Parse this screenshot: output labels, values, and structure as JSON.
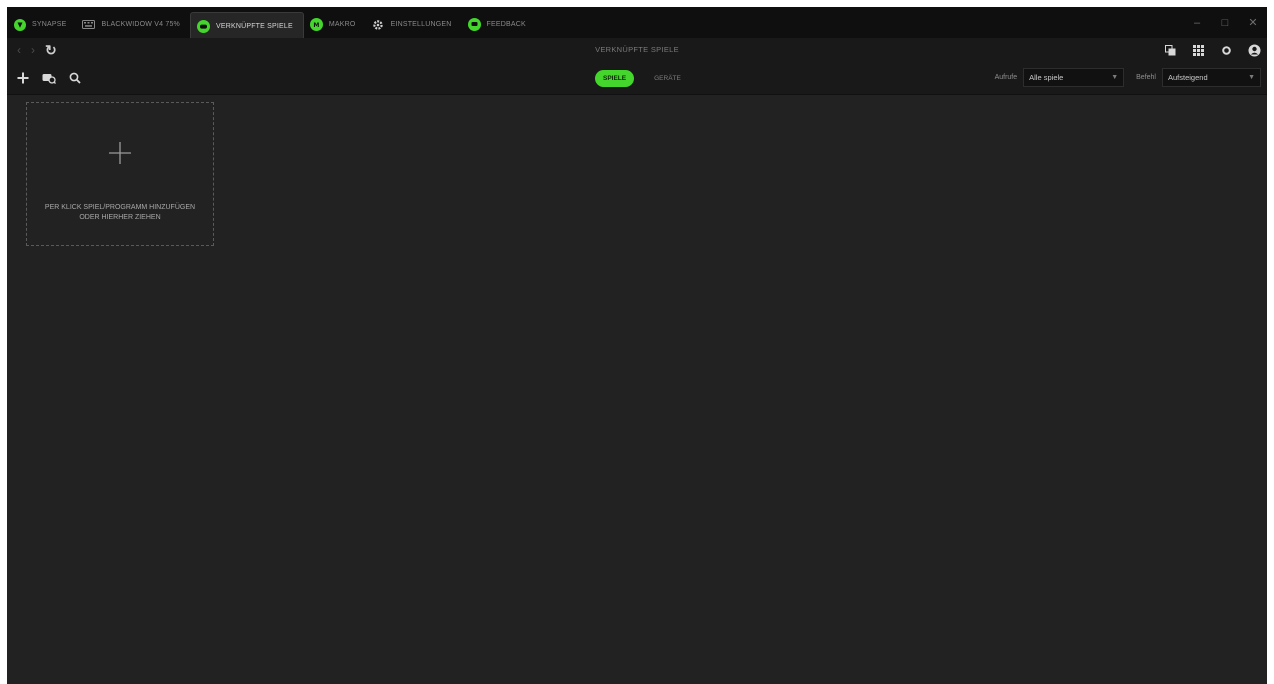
{
  "titlebar": {
    "tabs": [
      {
        "label": "SYNAPSE",
        "icon": "razer-logo-icon",
        "active": false
      },
      {
        "label": "BLACKWIDOW V4 75%",
        "icon": "keyboard-icon",
        "active": false
      },
      {
        "label": "VERKNÜPFTE SPIELE",
        "icon": "gamepad-icon",
        "active": true
      },
      {
        "label": "MAKRO",
        "icon": "macro-icon",
        "active": false
      },
      {
        "label": "EINSTELLUNGEN",
        "icon": "gear-icon",
        "active": false
      },
      {
        "label": "FEEDBACK",
        "icon": "feedback-icon",
        "active": false
      }
    ],
    "window_controls": {
      "minimize": "–",
      "maximize": "□",
      "close": "✕"
    }
  },
  "navbar": {
    "back": "‹",
    "forward": "›",
    "refresh": "↻",
    "title": "VERKNÜPFTE SPIELE"
  },
  "toolbar": {
    "segments": [
      {
        "label": "SPIELE",
        "active": true
      },
      {
        "label": "GERÄTE",
        "active": false
      }
    ],
    "filter": {
      "label": "Aufrufe",
      "value": "Alle spiele"
    },
    "sort": {
      "label": "Befehl",
      "value": "Aufsteigend"
    }
  },
  "content": {
    "add_card_hint": "PER KLICK SPIEL/PROGRAMM HINZUFÜGEN ODER HIERHER ZIEHEN"
  },
  "colors": {
    "accent": "#44d62c",
    "background": "#222222",
    "titlebar": "#0f0f0f",
    "bar": "#191919"
  }
}
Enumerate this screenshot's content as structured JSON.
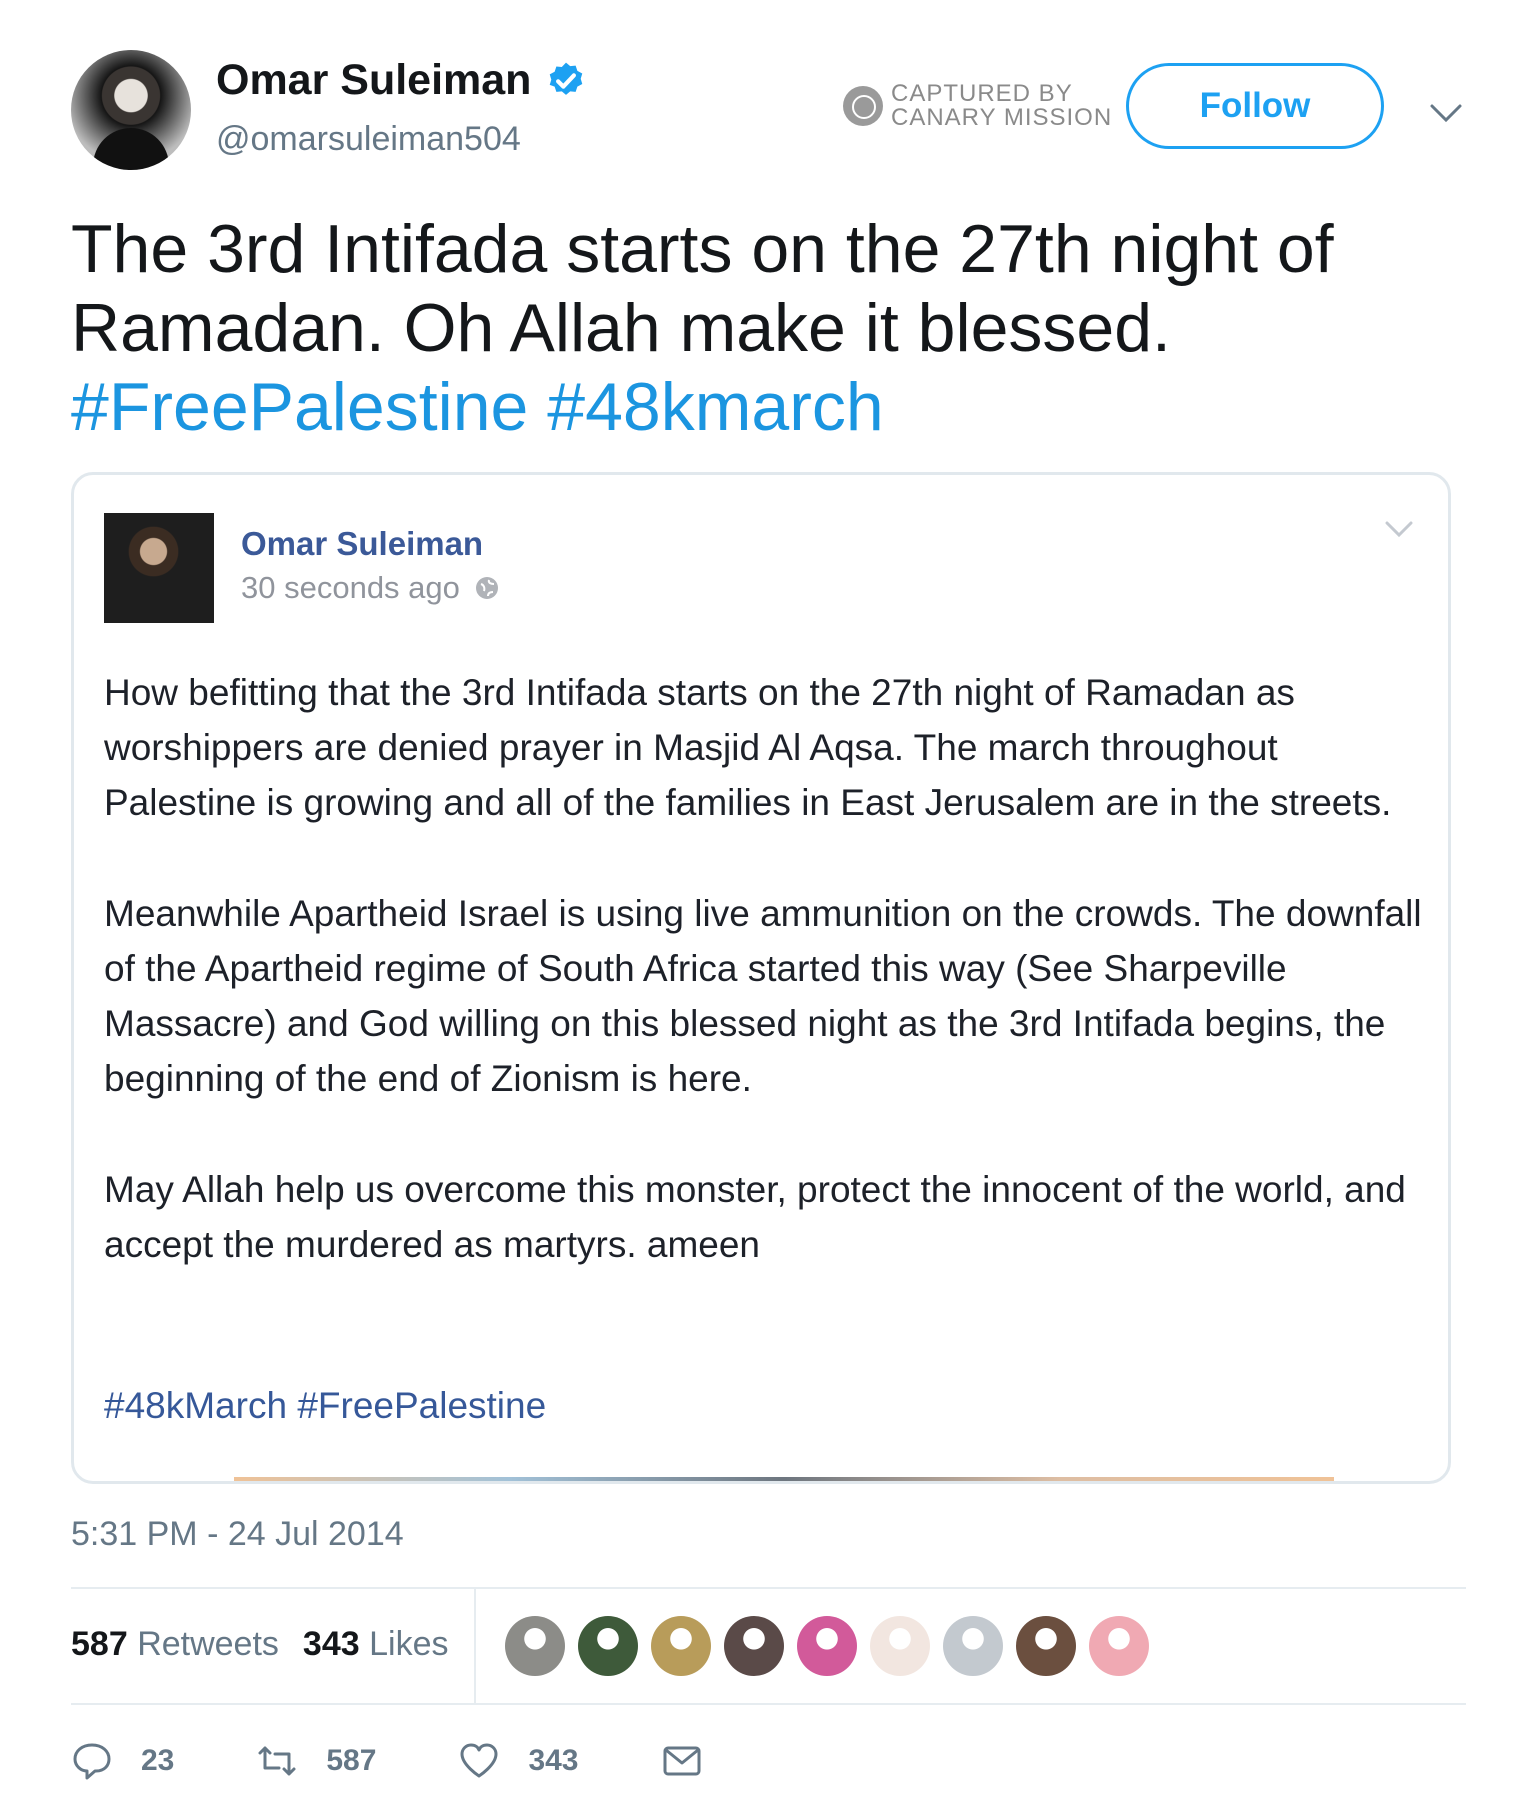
{
  "author": {
    "display_name": "Omar Suleiman",
    "handle": "@omarsuleiman504"
  },
  "watermark": {
    "line1": "CAPTURED BY",
    "line2": "CANARY MISSION"
  },
  "follow_label": "Follow",
  "tweet": {
    "text": "The 3rd Intifada starts on the 27th night of Ramadan. Oh Allah make it blessed.",
    "hashtags": [
      "#FreePalestine",
      "#48kmarch"
    ]
  },
  "embedded_post": {
    "author": "Omar Suleiman",
    "time": "30 seconds ago",
    "paragraphs": [
      "How befitting that the 3rd Intifada starts on the 27th night of Ramadan as worshippers are denied prayer in Masjid Al Aqsa. The march throughout Palestine is growing and all of the families in East Jerusalem are in the streets.",
      "Meanwhile Apartheid Israel is using live ammunition on the crowds. The downfall of the Apartheid regime of South Africa started this way (See Sharpeville Massacre) and God willing on this blessed night as the 3rd Intifada begins, the beginning of the end of Zionism is here.",
      "May Allah help us overcome this monster, protect the innocent of the world, and accept the murdered as martyrs. ameen"
    ],
    "hashtags": [
      "#48kMarch",
      "#FreePalestine"
    ]
  },
  "timestamp": "5:31 PM - 24 Jul 2014",
  "stats": {
    "retweets_count": "587",
    "retweets_label": "Retweets",
    "likes_count": "343",
    "likes_label": "Likes"
  },
  "liker_avatar_colors": [
    "#8c8c88",
    "#3e5a3a",
    "#b89c5a",
    "#5a4a48",
    "#d25a9a",
    "#f2e6e0",
    "#c3c9cf",
    "#6b4f3f",
    "#f0a9b3"
  ],
  "actions": {
    "replies": "23",
    "retweets": "587",
    "likes": "343"
  },
  "colors": {
    "twitter_blue": "#1da1f2",
    "hashtag_blue": "#1b95e0",
    "facebook_blue": "#3b5998",
    "muted_gray": "#657786"
  }
}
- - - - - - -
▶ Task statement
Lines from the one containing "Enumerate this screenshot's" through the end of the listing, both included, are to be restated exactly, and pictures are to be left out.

▶ Completed exercise
Enumerate this screenshot's content as structured JSON.
{
  "author": {
    "display_name": "Omar Suleiman",
    "handle": "@omarsuleiman504"
  },
  "watermark": {
    "line1": "CAPTURED BY",
    "line2": "CANARY MISSION"
  },
  "follow_label": "Follow",
  "tweet": {
    "text": "The 3rd Intifada starts on the 27th night of Ramadan. Oh Allah make it blessed.",
    "hashtags": [
      "#FreePalestine",
      "#48kmarch"
    ]
  },
  "embedded_post": {
    "author": "Omar Suleiman",
    "time": "30 seconds ago",
    "paragraphs": [
      "How befitting that the 3rd Intifada starts on the 27th night of Ramadan as worshippers are denied prayer in Masjid Al Aqsa. The march throughout Palestine is growing and all of the families in East Jerusalem are in the streets.",
      "Meanwhile Apartheid Israel is using live ammunition on the crowds. The downfall of the Apartheid regime of South Africa started this way (See Sharpeville Massacre) and God willing on this blessed night as the 3rd Intifada begins, the beginning of the end of Zionism is here.",
      "May Allah help us overcome this monster, protect the innocent of the world, and accept the murdered as martyrs. ameen"
    ],
    "hashtags": [
      "#48kMarch",
      "#FreePalestine"
    ]
  },
  "timestamp": "5:31 PM - 24 Jul 2014",
  "stats": {
    "retweets_count": "587",
    "retweets_label": "Retweets",
    "likes_count": "343",
    "likes_label": "Likes"
  },
  "liker_avatar_colors": [
    "#8c8c88",
    "#3e5a3a",
    "#b89c5a",
    "#5a4a48",
    "#d25a9a",
    "#f2e6e0",
    "#c3c9cf",
    "#6b4f3f",
    "#f0a9b3"
  ],
  "actions": {
    "replies": "23",
    "retweets": "587",
    "likes": "343"
  },
  "colors": {
    "twitter_blue": "#1da1f2",
    "hashtag_blue": "#1b95e0",
    "facebook_blue": "#3b5998",
    "muted_gray": "#657786"
  }
}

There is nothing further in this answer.